» **Instructions for the task**: Where the records hold the string "Medical", show the whole line it sits on.

Segment Open

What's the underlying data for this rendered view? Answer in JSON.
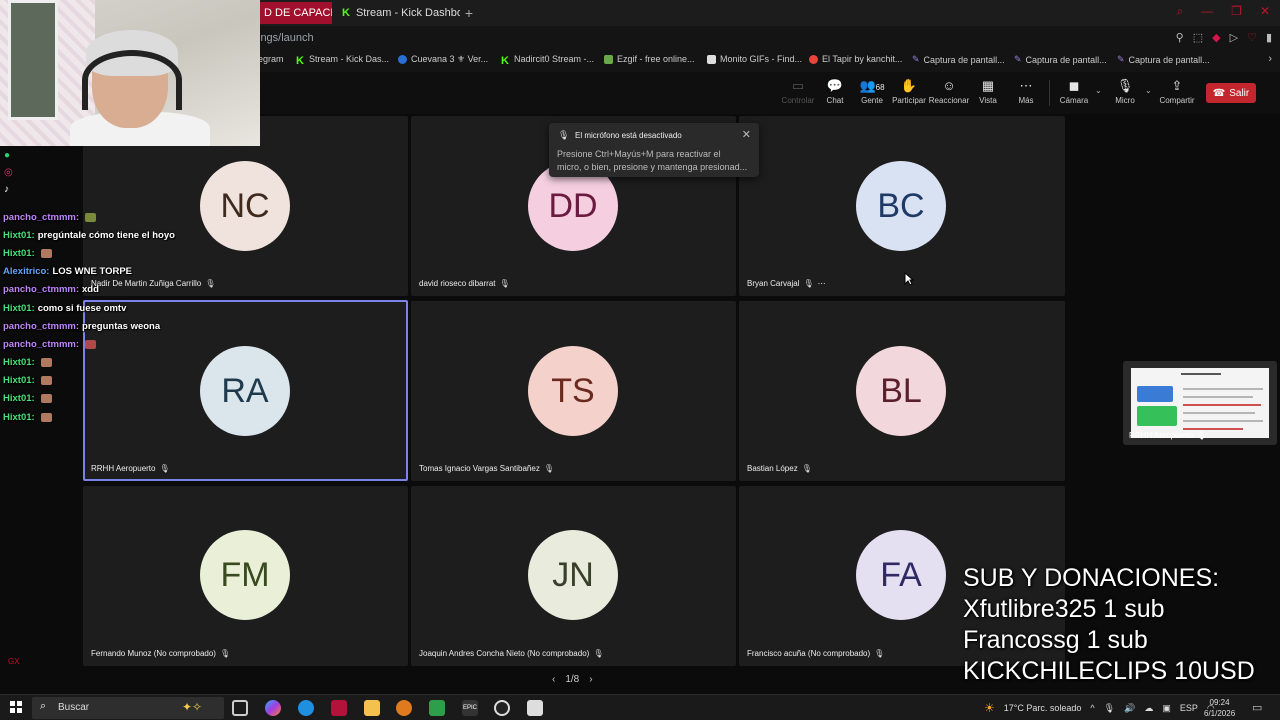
{
  "browser": {
    "tabs": [
      {
        "label": "D DE CAPACITAC"
      },
      {
        "label": "Stream - Kick Dashboard"
      }
    ],
    "new_tab": "+",
    "url": "ings/launch",
    "bookmarks": [
      {
        "label": "egram",
        "color": "#4aa3df"
      },
      {
        "label": "Stream - Kick Das...",
        "color": "#53fc18"
      },
      {
        "label": "Cuevana 3 ⚜ Ver...",
        "color": "#2b6fd6"
      },
      {
        "label": "Nadircit0 Stream -...",
        "color": "#53fc18"
      },
      {
        "label": "Ezgif - free online...",
        "color": "#6aa84f"
      },
      {
        "label": "Monito GIFs - Find...",
        "color": "#dddddd"
      },
      {
        "label": "El Tapir by kanchit...",
        "color": "#e8453c"
      },
      {
        "label": "Captura de pantall...",
        "color": "#9b7fe0"
      },
      {
        "label": "Captura de pantall...",
        "color": "#9b7fe0"
      },
      {
        "label": "Captura de pantall...",
        "color": "#9b7fe0"
      }
    ]
  },
  "toolbar": {
    "controlar": "Controlar",
    "chat": "Chat",
    "gente": "Gente",
    "gente_count": "68",
    "participar": "Participar",
    "reaccionar": "Reaccionar",
    "vista": "Vista",
    "mas": "Más",
    "camara": "Cámara",
    "micro": "Micro",
    "compartir": "Compartir",
    "salir": "Salir"
  },
  "toast": {
    "title": "El micrófono está desactivado",
    "line1": "Presione Ctrl+Mayús+M para reactivar el",
    "line2": "micro, o bien, presione y mantenga presionad..."
  },
  "participants": [
    {
      "initials": "NC",
      "name": "Nadir De Martin Zuñiga Carrillo",
      "bg": "#f0e2dc",
      "fg": "#3f2a20"
    },
    {
      "initials": "DD",
      "name": "david rioseco dibarrat",
      "bg": "#f5cfe0",
      "fg": "#6b1a40"
    },
    {
      "initials": "BC",
      "name": "Bryan Carvajal",
      "bg": "#d9e2f2",
      "fg": "#1f3a66"
    },
    {
      "initials": "RA",
      "name": "RRHH Aeropuerto",
      "bg": "#dbe5ec",
      "fg": "#1f3a4c"
    },
    {
      "initials": "TS",
      "name": "Tomas Ignacio Vargas Santibañez",
      "bg": "#f4d2cb",
      "fg": "#6b2a1f"
    },
    {
      "initials": "BL",
      "name": "Bastian López",
      "bg": "#f2d8dc",
      "fg": "#5a1f2a"
    },
    {
      "initials": "FM",
      "name": "Fernando Munoz (No comprobado)",
      "bg": "#eaf0d8",
      "fg": "#3a4a1f"
    },
    {
      "initials": "JN",
      "name": "Joaquin Andres Concha Nieto (No comprobado)",
      "bg": "#e9ebdd",
      "fg": "#3a3f2a"
    },
    {
      "initials": "FA",
      "name": "Francisco acuña (No comprobado)",
      "bg": "#e4e0f2",
      "fg": "#2f2a66"
    }
  ],
  "pagination": {
    "label": "1/8",
    "prev": "‹",
    "next": "›"
  },
  "share": {
    "label": "RRHH Aeropuerto"
  },
  "chat": [
    {
      "user": "pancho_ctmmm:",
      "text": "",
      "color": "#c084fc",
      "emote": "#7a8a3a"
    },
    {
      "user": "Hixt01:",
      "text": "pregúntale cómo tiene el hoyo",
      "color": "#4ade80",
      "emote": ""
    },
    {
      "user": "Hixt01:",
      "text": "",
      "color": "#4ade80",
      "emote": "#b07a60"
    },
    {
      "user": "Alexitrico:",
      "text": "LOS WNE TORPE",
      "color": "#60a5fa",
      "emote": ""
    },
    {
      "user": "pancho_ctmmm:",
      "text": "xdd",
      "color": "#c084fc",
      "emote": ""
    },
    {
      "user": "Hixt01:",
      "text": "como si fuese omtv",
      "color": "#4ade80",
      "emote": ""
    },
    {
      "user": "pancho_ctmmm:",
      "text": "preguntas weona",
      "color": "#c084fc",
      "emote": ""
    },
    {
      "user": "pancho_ctmmm:",
      "text": "",
      "color": "#c084fc",
      "emote": "#b04a4a"
    },
    {
      "user": "Hixt01:",
      "text": "",
      "color": "#4ade80",
      "emote": "#b07a60"
    },
    {
      "user": "Hixt01:",
      "text": "",
      "color": "#4ade80",
      "emote": "#b07a60"
    },
    {
      "user": "Hixt01:",
      "text": "",
      "color": "#4ade80",
      "emote": "#b07a60"
    },
    {
      "user": "Hixt01:",
      "text": "",
      "color": "#4ade80",
      "emote": "#b07a60"
    }
  ],
  "overlay": {
    "subs_title": "SUB Y DONACIONES:",
    "sub1": "Xfutlibre325 1 sub",
    "sub2": "Francossg 1 sub",
    "sub3": "KICKCHILECLIPS 10USD",
    "gx": "GX"
  },
  "taskbar": {
    "search_placeholder": "Buscar",
    "weather": "17°C  Parc. soleado",
    "lang": "ESP",
    "time": "09:24",
    "date": "6/1/2026"
  },
  "colors": {
    "accent": "#7b83eb",
    "salir": "#c4262e",
    "kick": "#53fc18",
    "tab_active": "#a0102c"
  }
}
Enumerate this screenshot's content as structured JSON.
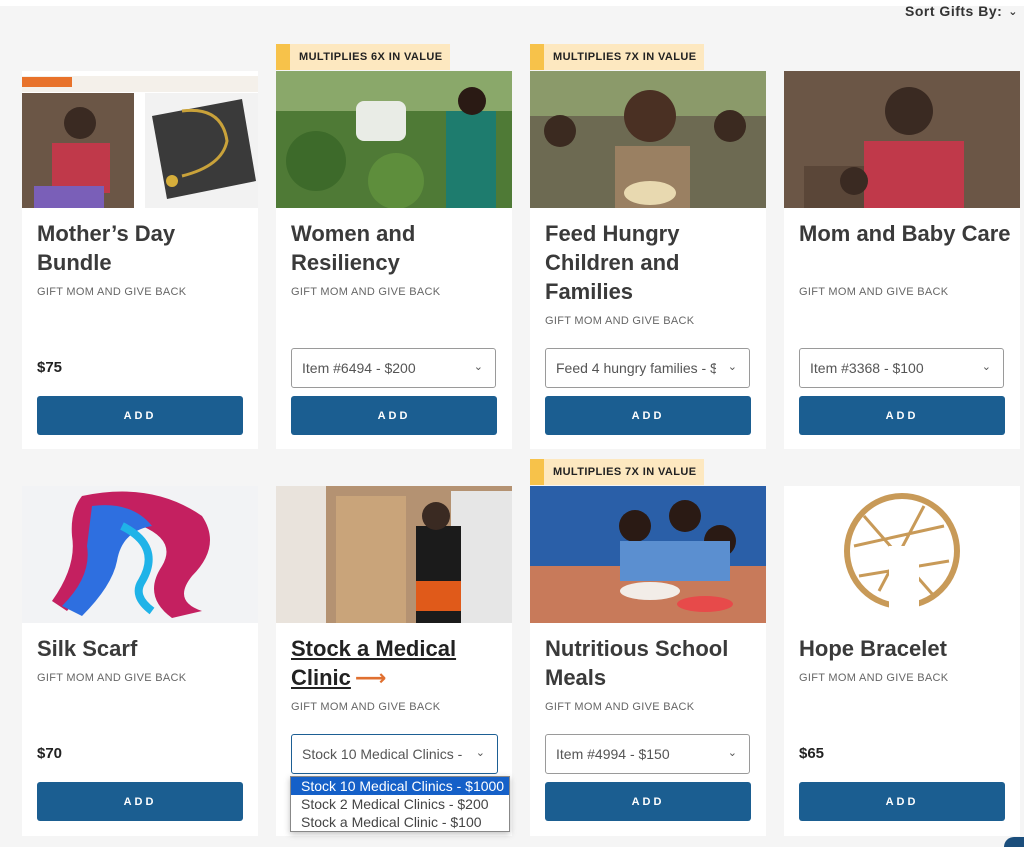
{
  "sort": {
    "label": "Sort Gifts By:"
  },
  "add_label": "ADD",
  "cards": [
    {
      "title": "Mother’s Day Bundle",
      "subtitle": "GIFT MOM AND GIVE BACK",
      "price": "$75"
    },
    {
      "title": "Women and Resiliency",
      "subtitle": "GIFT MOM AND GIVE BACK",
      "badge": "MULTIPLIES 6X IN VALUE",
      "select": "Item #6494 - $200"
    },
    {
      "title": "Feed Hungry Children and Families",
      "subtitle": "GIFT MOM AND GIVE BACK",
      "badge": "MULTIPLIES 7X IN VALUE",
      "select": "Feed 4 hungry families - $"
    },
    {
      "title": "Mom and Baby Care",
      "subtitle": "GIFT MOM AND GIVE BACK",
      "select": "Item #3368 - $100"
    },
    {
      "title": "Silk Scarf",
      "subtitle": "GIFT MOM AND GIVE BACK",
      "price": "$70"
    },
    {
      "title": "Stock a Medical Clinic",
      "subtitle": "GIFT MOM AND GIVE BACK",
      "select": "Stock 10 Medical Clinics -"
    },
    {
      "title": "Nutritious School Meals",
      "subtitle": "GIFT MOM AND GIVE BACK",
      "badge": "MULTIPLIES 7X IN VALUE",
      "select": "Item #4994 - $150"
    },
    {
      "title": "Hope Bracelet",
      "subtitle": "GIFT MOM AND GIVE BACK",
      "price": "$65"
    }
  ],
  "dropdown_options": [
    "Stock 10 Medical Clinics - $1000",
    "Stock 2 Medical Clinics - $200",
    "Stock a Medical Clinic - $100"
  ],
  "colors": {
    "button": "#1b5e91",
    "badge_bg": "#fde8c0",
    "badge_bar": "#f7c24a",
    "arrow": "#e07030",
    "selected_option": "#1560c8"
  }
}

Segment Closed

» **Task answer**:
      "title": "Stock a Medical Clinic",
      "select": "Stock 10 Medical Clinics -"
    "Stock 10 Medical Clinics - $1000",
    "Stock 2 Medical Clinics - $200",
    "Stock a Medical Clinic - $100"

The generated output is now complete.